Since President Donald Trump took office, the finance and corporate world had been anticipating relief on banking regulations that were instituted after the 2008 financial meltdown. Late last month, the president signed a bill that will roll back many of those regulations for smaller financial institutions.
On May 24, Trump signed the Economic Growth, Regulatory Relief, and Consumer Protection Act, which removed a range of requirements and restrictions for banks, particularly those below certain size thresholds. The bill targets reforms instituted by the Dodd-Frank Act of 2010 such as the Volcker Rule that restricted entities from risky trading. While its amendments are less drastic than those proposed by other bills that have been introduced, the financial industry is seeing the new bill as a first step toward additional Dodd-Frank rollback.
The new bill installs a range of tweaks, from easing mortgage-lending requirements on community banks to exempting smaller banks from certain regulatory oversight in their trading and lending practices.

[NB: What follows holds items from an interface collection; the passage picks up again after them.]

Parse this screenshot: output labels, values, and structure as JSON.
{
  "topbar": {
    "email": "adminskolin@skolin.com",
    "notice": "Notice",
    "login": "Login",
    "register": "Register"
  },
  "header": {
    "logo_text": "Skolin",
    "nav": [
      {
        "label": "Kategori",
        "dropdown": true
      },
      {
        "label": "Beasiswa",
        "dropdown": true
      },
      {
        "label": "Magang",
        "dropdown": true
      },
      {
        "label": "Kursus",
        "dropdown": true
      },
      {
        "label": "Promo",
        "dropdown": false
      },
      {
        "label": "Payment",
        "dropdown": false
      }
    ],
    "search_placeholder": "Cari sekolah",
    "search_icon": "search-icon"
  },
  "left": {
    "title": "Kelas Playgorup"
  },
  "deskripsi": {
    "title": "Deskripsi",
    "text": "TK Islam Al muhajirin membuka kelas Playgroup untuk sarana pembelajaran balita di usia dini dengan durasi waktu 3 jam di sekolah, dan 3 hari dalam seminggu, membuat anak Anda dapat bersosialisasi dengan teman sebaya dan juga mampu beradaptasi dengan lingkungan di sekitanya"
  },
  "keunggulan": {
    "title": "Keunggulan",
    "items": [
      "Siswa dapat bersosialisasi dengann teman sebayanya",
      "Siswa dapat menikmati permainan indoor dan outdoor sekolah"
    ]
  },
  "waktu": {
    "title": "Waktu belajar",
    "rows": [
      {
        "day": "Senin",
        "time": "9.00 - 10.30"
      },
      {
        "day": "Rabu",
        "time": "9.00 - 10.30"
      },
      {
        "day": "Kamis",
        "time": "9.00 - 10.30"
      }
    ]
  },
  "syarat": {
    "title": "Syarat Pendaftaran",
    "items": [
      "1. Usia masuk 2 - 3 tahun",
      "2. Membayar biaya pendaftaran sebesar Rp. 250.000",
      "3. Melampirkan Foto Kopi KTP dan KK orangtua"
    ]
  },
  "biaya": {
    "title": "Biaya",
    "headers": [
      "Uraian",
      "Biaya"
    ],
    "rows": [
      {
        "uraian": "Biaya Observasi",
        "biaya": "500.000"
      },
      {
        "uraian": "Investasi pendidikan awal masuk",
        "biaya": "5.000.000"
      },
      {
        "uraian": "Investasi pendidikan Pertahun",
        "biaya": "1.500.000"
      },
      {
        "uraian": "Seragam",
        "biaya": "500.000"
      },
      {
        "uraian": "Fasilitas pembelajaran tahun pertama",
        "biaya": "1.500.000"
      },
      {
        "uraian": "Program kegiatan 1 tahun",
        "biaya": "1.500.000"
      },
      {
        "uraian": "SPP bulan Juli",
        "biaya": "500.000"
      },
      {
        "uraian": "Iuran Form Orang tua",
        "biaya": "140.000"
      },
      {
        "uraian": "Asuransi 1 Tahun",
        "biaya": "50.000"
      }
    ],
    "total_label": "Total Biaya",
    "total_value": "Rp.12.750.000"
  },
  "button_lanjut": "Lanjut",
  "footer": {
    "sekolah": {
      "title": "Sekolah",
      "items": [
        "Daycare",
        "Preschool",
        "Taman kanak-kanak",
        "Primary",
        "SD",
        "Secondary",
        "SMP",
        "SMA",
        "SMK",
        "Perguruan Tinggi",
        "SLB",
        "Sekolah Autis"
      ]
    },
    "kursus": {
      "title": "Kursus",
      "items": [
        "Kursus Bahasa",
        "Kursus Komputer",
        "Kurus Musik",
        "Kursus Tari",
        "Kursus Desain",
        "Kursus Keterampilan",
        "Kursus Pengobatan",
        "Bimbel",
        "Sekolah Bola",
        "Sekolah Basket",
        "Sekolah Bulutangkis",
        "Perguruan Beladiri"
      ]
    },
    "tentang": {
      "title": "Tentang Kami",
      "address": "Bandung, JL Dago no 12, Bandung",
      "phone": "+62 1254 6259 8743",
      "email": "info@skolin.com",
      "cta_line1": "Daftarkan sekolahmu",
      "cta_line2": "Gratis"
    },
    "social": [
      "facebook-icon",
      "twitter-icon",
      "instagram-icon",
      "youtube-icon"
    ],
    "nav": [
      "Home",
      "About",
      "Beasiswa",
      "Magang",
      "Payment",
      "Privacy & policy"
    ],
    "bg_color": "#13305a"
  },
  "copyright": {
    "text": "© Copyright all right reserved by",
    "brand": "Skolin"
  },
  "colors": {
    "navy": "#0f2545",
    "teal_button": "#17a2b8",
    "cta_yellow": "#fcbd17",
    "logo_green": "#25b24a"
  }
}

After Dodd-Frank was enacted, banking organizations with at least $50 billion in assets were subject to law’s weightiest obligations. These “enhanced prudential standards” held banks to strict requirements in liquidity, stress testing and resolution planning. The new bill raises that threshold to banks with at least $250 billion assets.